# THE TASK
Every line of the data below should be retyped exactly, with no images carried over.

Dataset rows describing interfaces
╭──

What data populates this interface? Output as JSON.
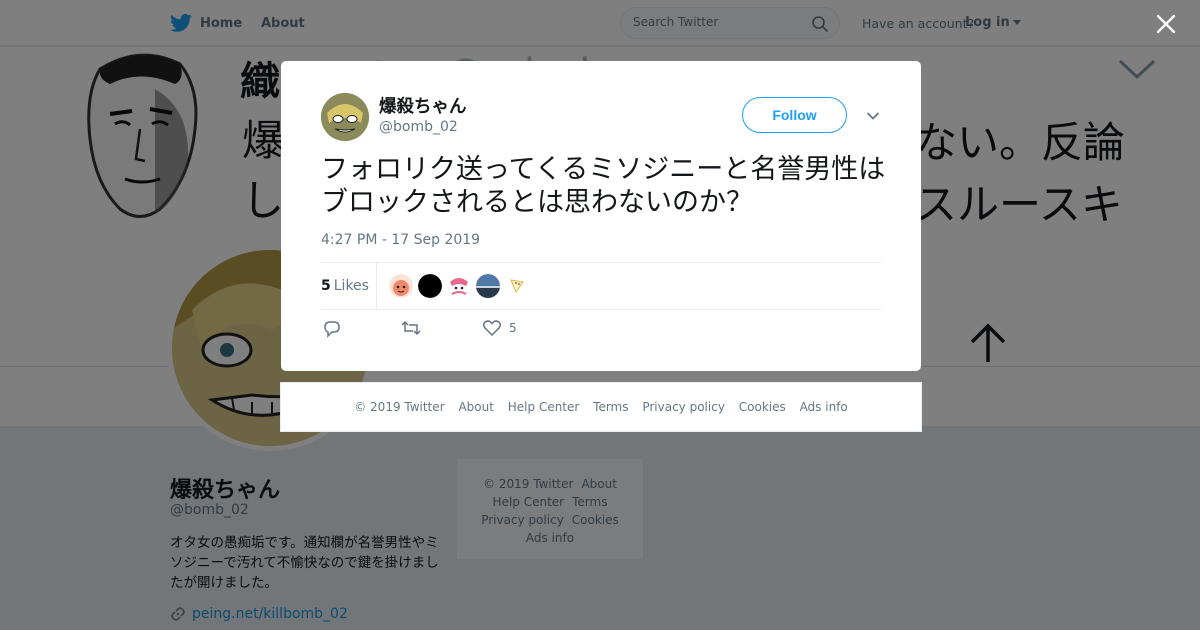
{
  "topbar": {
    "home": "Home",
    "about": "About",
    "search_placeholder": "Search Twitter",
    "have_account": "Have an account?",
    "login": "Log in"
  },
  "banner": {
    "name_fragment": "織田三郎",
    "handle_fragment": "@oda_bo",
    "line1": "爆",
    "line1_right": "ない。反論",
    "line2": "し",
    "line2_right": "スルースキ"
  },
  "profile": {
    "name": "爆殺ちゃん",
    "handle": "@bomb_02",
    "bio": "オタ女の愚痴垢です。通知欄が名誉男性やミソジニーで汚れて不愉快なので鍵を掛けましたが開けました。",
    "link": "peing.net/killbomb_02"
  },
  "side_footer": {
    "row1": [
      "© 2019 Twitter",
      "About"
    ],
    "row2": [
      "Help Center",
      "Terms"
    ],
    "row3": [
      "Privacy policy",
      "Cookies"
    ],
    "row4": [
      "Ads info"
    ]
  },
  "tweet": {
    "name": "爆殺ちゃん",
    "handle": "@bomb_02",
    "follow_label": "Follow",
    "text": "フォロリク送ってくるミソジニーと名誉男性はブロックされるとは思わないのか？",
    "timestamp": "4:27 PM - 17 Sep 2019",
    "likes_count": "5",
    "likes_label": "Likes",
    "like_action_count": "5"
  },
  "modal_footer": [
    "© 2019 Twitter",
    "About",
    "Help Center",
    "Terms",
    "Privacy policy",
    "Cookies",
    "Ads info"
  ],
  "colors": {
    "accent": "#1da1f2",
    "link": "#1b95e0",
    "muted": "#657786"
  }
}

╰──

# RESULT OF THIS EXERCISE
What data populates this interface? Output as JSON.
{
  "topbar": {
    "home": "Home",
    "about": "About",
    "search_placeholder": "Search Twitter",
    "have_account": "Have an account?",
    "login": "Log in"
  },
  "banner": {
    "name_fragment": "織田三郎",
    "handle_fragment": "@oda_bo",
    "line1": "爆",
    "line1_right": "ない。反論",
    "line2": "し",
    "line2_right": "スルースキ"
  },
  "profile": {
    "name": "爆殺ちゃん",
    "handle": "@bomb_02",
    "bio": "オタ女の愚痴垢です。通知欄が名誉男性やミソジニーで汚れて不愉快なので鍵を掛けましたが開けました。",
    "link": "peing.net/killbomb_02"
  },
  "side_footer": {
    "row1": [
      "© 2019 Twitter",
      "About"
    ],
    "row2": [
      "Help Center",
      "Terms"
    ],
    "row3": [
      "Privacy policy",
      "Cookies"
    ],
    "row4": [
      "Ads info"
    ]
  },
  "tweet": {
    "name": "爆殺ちゃん",
    "handle": "@bomb_02",
    "follow_label": "Follow",
    "text": "フォロリク送ってくるミソジニーと名誉男性はブロックされるとは思わないのか？",
    "timestamp": "4:27 PM - 17 Sep 2019",
    "likes_count": "5",
    "likes_label": "Likes",
    "like_action_count": "5"
  },
  "modal_footer": [
    "© 2019 Twitter",
    "About",
    "Help Center",
    "Terms",
    "Privacy policy",
    "Cookies",
    "Ads info"
  ],
  "colors": {
    "accent": "#1da1f2",
    "link": "#1b95e0",
    "muted": "#657786"
  }
}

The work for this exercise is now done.